Not quite: every CID can be up to 16-bits wide, but many (or for < 256 glyphs, all) will fit inside 8 bits. The byte-width of a string is controlled by
whether or not it starts with a BOM, not which font it uses the current font's CMap but is always 16-bits with TTF.
Therefore, drawString() must know what font is currently being drawn, and ask that font to encode the String to whatever byte sequence it takes to draw those glyphs. So, PDFont must be added to the drawString() API, and PDFont ought to have a method for "public byte encode(String)".
drawString() is only valid after setFont() has been called, so it doesn't need adding to the API, we can just use the current font. PDFont#encode is a good idea, yes.
PDFont needs a clearly specified API which performs java String to font-specific encoding transformation.
Yes, as above.
Observe that there are no methods in PDFont called decode(), and I have a hard time figuring out what any one of these methods actually do, because everything seems to be called "encode" or "lookup". It seems that the encode(byte, int int) performs decoding, so it should be renamed such.
Yes, I don't know if anybody knows what those methods are actually doing, including the original author.
In general I'd recommend pushing the encode/decode job down to the font layer. Provide just two methods: "byte encode(String)" and "String decode(byte)". Their job is to convert between the byte sequences required by that font and java Strings, and they handle full runs of text, not just single characters. They will then use single- or multibyte encodings as the font requires without the higher level having to do crazy stuff like processEncodedText() currently does in PDFStreamEngine.

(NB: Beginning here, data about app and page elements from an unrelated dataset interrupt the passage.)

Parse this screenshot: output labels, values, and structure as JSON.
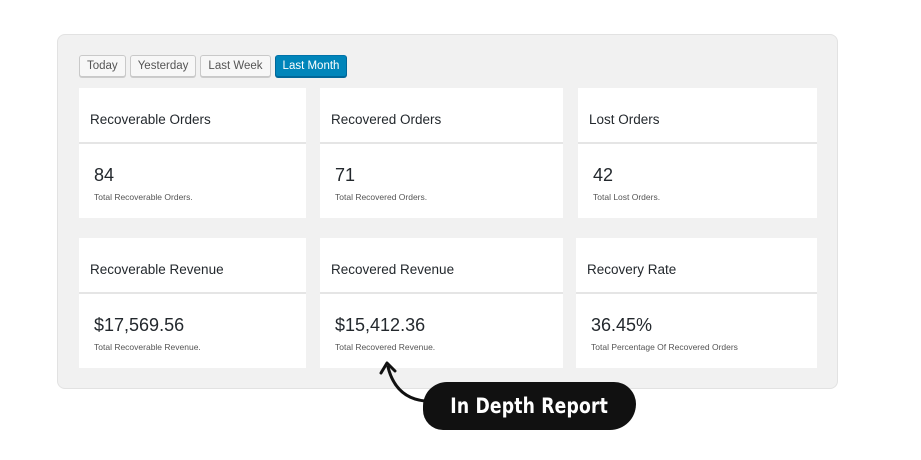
{
  "range_tabs": [
    "Today",
    "Yesterday",
    "Last Week",
    "Last Month"
  ],
  "active_tab": "Last Month",
  "cards": [
    {
      "title": "Recoverable Orders",
      "value": "84",
      "description": "Total Recoverable Orders."
    },
    {
      "title": "Recovered Orders",
      "value": "71",
      "description": "Total Recovered Orders."
    },
    {
      "title": "Lost Orders",
      "value": "42",
      "description": "Total Lost Orders."
    },
    {
      "title": "Recoverable Revenue",
      "value": "$17,569.56",
      "description": "Total Recoverable Revenue."
    },
    {
      "title": "Recovered Revenue",
      "value": "$15,412.36",
      "description": "Total Recovered Revenue."
    },
    {
      "title": "Recovery Rate",
      "value": "36.45%",
      "description": "Total Percentage Of Recovered Orders"
    }
  ],
  "callout": {
    "label": "In Depth Report"
  },
  "colors": {
    "accent": "#0085ba",
    "panel_bg": "#f1f1f1",
    "callout_bg": "#111111"
  },
  "icons": {
    "callout_arrow": "curved-arrow-icon"
  }
}
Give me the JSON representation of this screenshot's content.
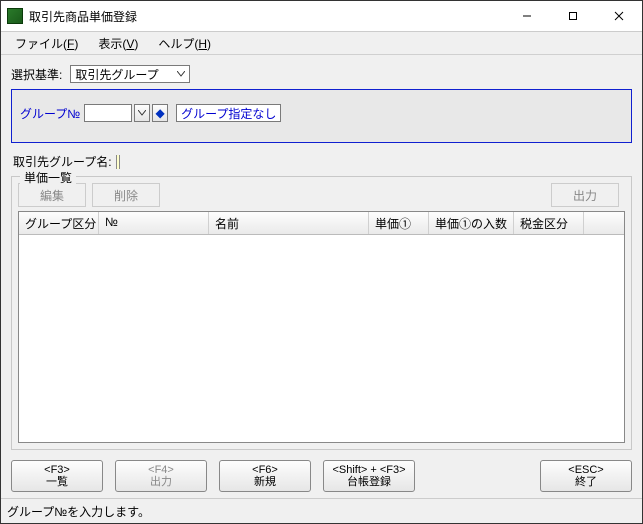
{
  "window": {
    "title": "取引先商品単価登録"
  },
  "menu": {
    "file": "ファイル(",
    "file_mn": "F",
    "file_close": ")",
    "view": "表示(",
    "view_mn": "V",
    "view_close": ")",
    "help": "ヘルプ(",
    "help_mn": "H",
    "help_close": ")"
  },
  "criteria": {
    "label": "選択基準:",
    "value": "取引先グループ"
  },
  "group": {
    "label": "グループ№",
    "input_value": "",
    "no_spec": "グループ指定なし"
  },
  "group_name": {
    "label": "取引先グループ名:"
  },
  "list": {
    "title": "単価一覧",
    "edit": "編集",
    "delete": "削除",
    "export": "出力",
    "columns": {
      "c1": "グループ区分",
      "c2": "№",
      "c3": "名前",
      "c4": "単価①",
      "c5": "単価①の入数",
      "c6": "税金区分",
      "c7": ""
    }
  },
  "fkeys": {
    "f3_key": "<F3>",
    "f3_label": "一覧",
    "f4_key": "<F4>",
    "f4_label": "出力",
    "f6_key": "<F6>",
    "f6_label": "新規",
    "sf3_key": "<Shift> + <F3>",
    "sf3_label": "台帳登録",
    "esc_key": "<ESC>",
    "esc_label": "終了"
  },
  "status": {
    "text": "グループ№を入力します。"
  }
}
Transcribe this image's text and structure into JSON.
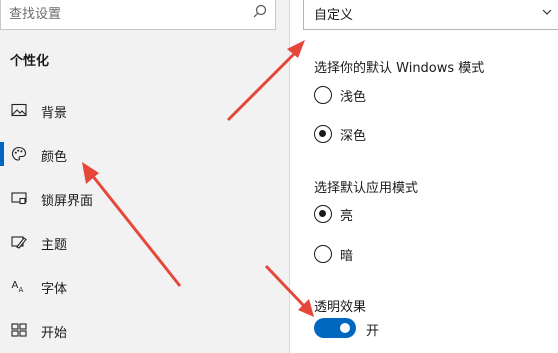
{
  "sidebar": {
    "search_placeholder": "查找设置",
    "section_title": "个性化",
    "items": [
      {
        "label": "背景",
        "icon": "picture-icon"
      },
      {
        "label": "颜色",
        "icon": "palette-icon"
      },
      {
        "label": "锁屏界面",
        "icon": "lock-screen-icon"
      },
      {
        "label": "主题",
        "icon": "theme-icon"
      },
      {
        "label": "字体",
        "icon": "font-icon"
      },
      {
        "label": "开始",
        "icon": "start-icon"
      }
    ],
    "selected": "颜色"
  },
  "main": {
    "color_dropdown_value": "自定义",
    "windows_mode": {
      "label": "选择你的默认 Windows 模式",
      "options": [
        "浅色",
        "深色"
      ],
      "selected": "深色"
    },
    "app_mode": {
      "label": "选择默认应用模式",
      "options": [
        "亮",
        "暗"
      ],
      "selected": "亮"
    },
    "transparency": {
      "label": "透明效果",
      "state_label": "开",
      "on": true
    }
  },
  "colors": {
    "accent": "#0067c0",
    "annotation_arrow": "#e5483b",
    "sidebar_bg": "#f2f2f2"
  }
}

processEncodedText() is indeed crazy and needs fixing, but what you propose won't work because the 16-bit string encoding is not set by the font, it's set on a per-string basis by having that string start with a BOM.
There are unfortunately very many ways to encode text in PDF, and especially if text needs to be decodable from the byte stream generated by other programs, the full complexity must be faced and implemented. These are to be solved in a case-by-case basis in the PDFont hierarchy. The PDFont highest class methods for encode and decode should be defined as abstract to reflect the fact that encoding depends on the particular subtype of the font.

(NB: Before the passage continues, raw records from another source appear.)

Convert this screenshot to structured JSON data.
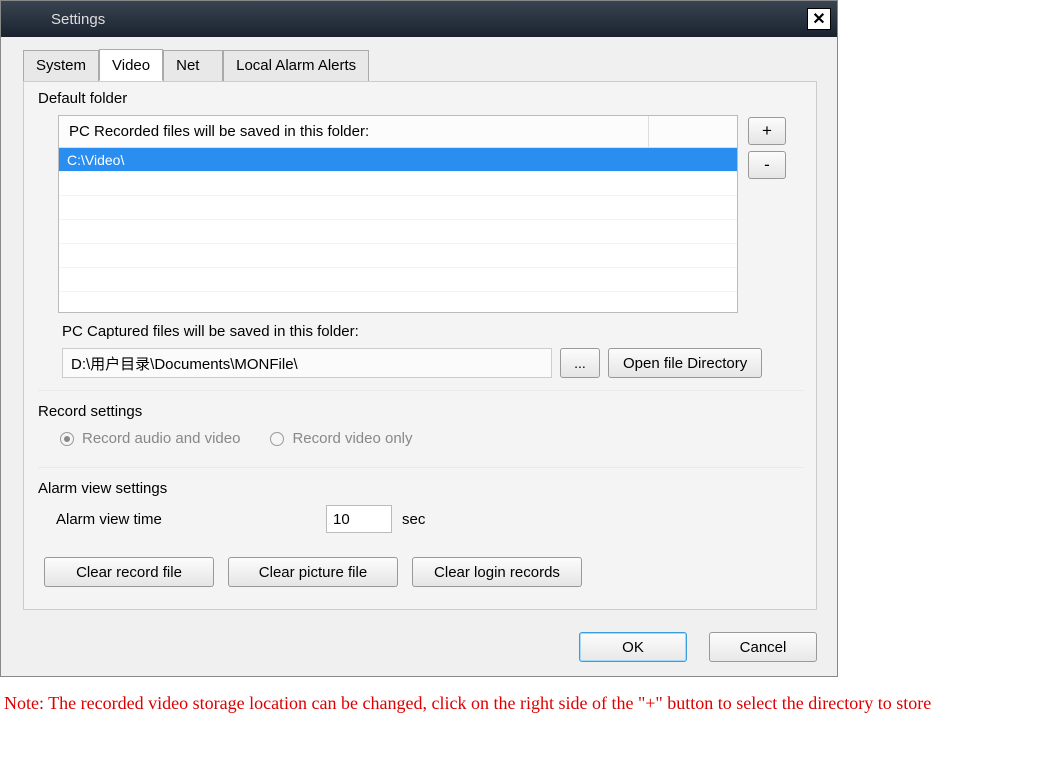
{
  "window": {
    "title": "Settings"
  },
  "tabs": {
    "system": "System",
    "video": "Video",
    "net": "Net",
    "local_alarm": "Local Alarm Alerts"
  },
  "default_folder": {
    "title": "Default folder",
    "grid_header": "PC Recorded files will be saved in this folder:",
    "rows": [
      "C:\\Video\\"
    ],
    "add_label": "+",
    "remove_label": "-"
  },
  "capture": {
    "label": "PC Captured files will be saved in this folder:",
    "path": "D:\\用户目录\\Documents\\MONFile\\",
    "browse": "...",
    "open_dir": "Open file Directory"
  },
  "record_settings": {
    "title": "Record settings",
    "opt_av": "Record audio and video",
    "opt_v": "Record video only"
  },
  "alarm_settings": {
    "title": "Alarm view settings",
    "label": "Alarm view time",
    "value": "10",
    "unit": "sec"
  },
  "buttons": {
    "clear_record": "Clear record file",
    "clear_picture": "Clear picture file",
    "clear_login": "Clear login records",
    "ok": "OK",
    "cancel": "Cancel"
  },
  "note": "Note: The recorded video storage location can be changed, click on the right side of the \"+\" button to select the directory to store"
}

Yes, though as far as decoding the correct text is concerned all you have to do is make sure that the ToUnicode map is built correctly - you can put any old garbage in the actual strings (any many PDFs do).
It may be that for some of these fonts the implementation is same because the actual mechanics can be handled by varying the Encoding instance, though.
Maybe, though the Encoding class is for Type1 fonts (and equivalent, e.g. Type1C) only.